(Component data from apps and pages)
____________________

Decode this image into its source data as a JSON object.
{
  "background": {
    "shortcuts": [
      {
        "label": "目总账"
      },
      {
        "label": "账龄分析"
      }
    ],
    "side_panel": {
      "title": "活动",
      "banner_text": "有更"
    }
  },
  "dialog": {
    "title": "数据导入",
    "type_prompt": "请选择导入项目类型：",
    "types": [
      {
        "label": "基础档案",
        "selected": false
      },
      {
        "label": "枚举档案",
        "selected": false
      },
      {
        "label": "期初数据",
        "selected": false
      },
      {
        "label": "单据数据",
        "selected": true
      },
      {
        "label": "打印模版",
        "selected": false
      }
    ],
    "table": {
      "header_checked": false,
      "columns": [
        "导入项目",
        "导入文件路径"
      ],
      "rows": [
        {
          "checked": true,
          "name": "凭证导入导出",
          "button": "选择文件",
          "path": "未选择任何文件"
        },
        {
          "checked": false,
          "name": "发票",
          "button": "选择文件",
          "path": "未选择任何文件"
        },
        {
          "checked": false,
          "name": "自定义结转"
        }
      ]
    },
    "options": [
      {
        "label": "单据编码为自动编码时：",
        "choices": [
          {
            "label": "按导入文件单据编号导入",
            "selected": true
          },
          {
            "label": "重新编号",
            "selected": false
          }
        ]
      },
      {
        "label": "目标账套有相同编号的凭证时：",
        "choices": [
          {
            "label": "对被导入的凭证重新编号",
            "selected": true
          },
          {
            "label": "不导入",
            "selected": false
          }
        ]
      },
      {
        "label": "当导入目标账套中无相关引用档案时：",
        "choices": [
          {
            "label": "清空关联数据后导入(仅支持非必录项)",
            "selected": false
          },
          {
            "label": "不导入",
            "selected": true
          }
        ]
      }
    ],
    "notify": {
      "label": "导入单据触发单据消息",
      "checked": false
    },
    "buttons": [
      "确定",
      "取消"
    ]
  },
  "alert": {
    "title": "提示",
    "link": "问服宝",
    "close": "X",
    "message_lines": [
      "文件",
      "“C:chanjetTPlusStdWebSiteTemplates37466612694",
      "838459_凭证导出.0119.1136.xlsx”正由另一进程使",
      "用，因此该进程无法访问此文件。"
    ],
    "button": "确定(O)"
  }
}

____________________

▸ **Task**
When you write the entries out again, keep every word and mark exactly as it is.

▸ **Exercise answer**
Decode this image into its source data as a JSON object.
{
  "background": {
    "shortcuts": [
      {
        "label": "目总账"
      },
      {
        "label": "账龄分析"
      }
    ],
    "side_panel": {
      "title": "活动",
      "banner_text": "有更"
    }
  },
  "dialog": {
    "title": "数据导入",
    "type_prompt": "请选择导入项目类型：",
    "types": [
      {
        "label": "基础档案",
        "selected": false
      },
      {
        "label": "枚举档案",
        "selected": false
      },
      {
        "label": "期初数据",
        "selected": false
      },
      {
        "label": "单据数据",
        "selected": true
      },
      {
        "label": "打印模版",
        "selected": false
      }
    ],
    "table": {
      "header_checked": false,
      "columns": [
        "导入项目",
        "导入文件路径"
      ],
      "rows": [
        {
          "checked": true,
          "name": "凭证导入导出",
          "button": "选择文件",
          "path": "未选择任何文件"
        },
        {
          "checked": false,
          "name": "发票",
          "button": "选择文件",
          "path": "未选择任何文件"
        },
        {
          "checked": false,
          "name": "自定义结转"
        }
      ]
    },
    "options": [
      {
        "label": "单据编码为自动编码时：",
        "choices": [
          {
            "label": "按导入文件单据编号导入",
            "selected": true
          },
          {
            "label": "重新编号",
            "selected": false
          }
        ]
      },
      {
        "label": "目标账套有相同编号的凭证时：",
        "choices": [
          {
            "label": "对被导入的凭证重新编号",
            "selected": true
          },
          {
            "label": "不导入",
            "selected": false
          }
        ]
      },
      {
        "label": "当导入目标账套中无相关引用档案时：",
        "choices": [
          {
            "label": "清空关联数据后导入(仅支持非必录项)",
            "selected": false
          },
          {
            "label": "不导入",
            "selected": true
          }
        ]
      }
    ],
    "notify": {
      "label": "导入单据触发单据消息",
      "checked": false
    },
    "buttons": [
      "确定",
      "取消"
    ]
  },
  "alert": {
    "title": "提示",
    "link": "问服宝",
    "close": "X",
    "message_lines": [
      "文件",
      "“C:chanjetTPlusStdWebSiteTemplates37466612694",
      "838459_凭证导出.0119.1136.xlsx”正由另一进程使",
      "用，因此该进程无法访问此文件。"
    ],
    "button": "确定(O)"
  }
}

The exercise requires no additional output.